On Wednesday, a spokesperson for Simpson issued the following statement: “I can confirm that Jessica and her mother Tina Simpson are indeed in discussions to buy back 62.5 percent of the Jessica Simpson Lifestyle Brand (of which they own the remaining portion). Jessica, Tina and their tight knit team of women are committed to continuing to provide their wide variety of consumers with the quality product and reasonable price point they have to come to expect. The Jessica Simpson Lifestyle Brand has been a consistently profiting and expanding entity over the last 16 years now with 33 product categories, a social reach of 15 billion fans and booming e-commerce. The team looks forward to continued growth alongside their best in class licensing and retail partners.”
In April, Sequential sold its Heelys brand to BBC International for $11 million, and in April 2019, Sequential sold its Martha Stewart and its Emeril Lagasse home divisions to Marquee Brands for $166 million.
Media reports cited court papers indicating that Sequential has debts of $435 million and assets of $443 million. Sequential had a debt load of $463.2 million, with a market capitalization of just $21.9 million, according to S&P Capital IQ, as reported last May. Around that time, William Sweedler, Sequential’s executive chairman, left the company. The company also managed to get waivers on its credit agreement.
The company also indicated it will be obtaining $150 million in debtor-in-possession financing, known as DIP financing, from its existing lenders. Sequential expects this financing, together with cash generated from ongoing operations, to provide ample liquidity to support its operations during the sale process. “The proposed transactions will be implemented pursuant to the terms of a restructuring support agreement reached between the company and its Term B lenders,” the company said.

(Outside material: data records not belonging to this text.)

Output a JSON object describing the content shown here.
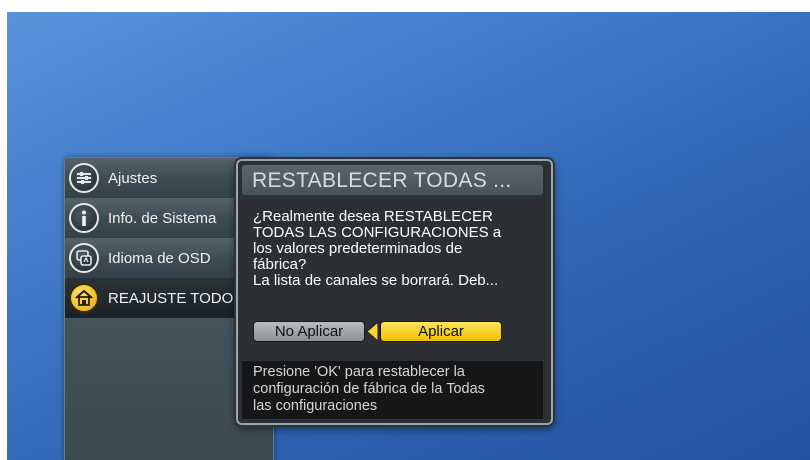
{
  "menu": {
    "items": [
      {
        "label": "Ajustes",
        "icon": "settings-sliders-icon"
      },
      {
        "label": "Info. de Sistema",
        "icon": "info-icon"
      },
      {
        "label": "Idioma de OSD",
        "icon": "language-icon"
      },
      {
        "label": "REAJUSTE TODO",
        "icon": "home-reset-icon",
        "selected": true
      }
    ]
  },
  "dialog": {
    "title": "RESTABLECER TODAS ...",
    "message_lines": [
      "¿Realmente desea RESTABLECER",
      "TODAS LAS CONFIGURACIONES a",
      "los valores predeterminados de",
      "fábrica?",
      "La lista de canales se borrará. Deb..."
    ],
    "no_button": "No Aplicar",
    "yes_button": "Aplicar",
    "footer_lines": [
      "Presione 'OK' para restablecer la",
      "configuración de fábrica de la Todas",
      "las configuraciones"
    ]
  },
  "colors": {
    "background": "#3f79c8",
    "highlight": "#f5c800",
    "panel": "#2c3034"
  }
}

Sequential said in its statement that it “has filed a number of customary motions seeking court approval to continue supporting its operations during the court-supervised process, including the continued payment of employee wages and benefits without interruption and other relief measures customary in these circumstances.”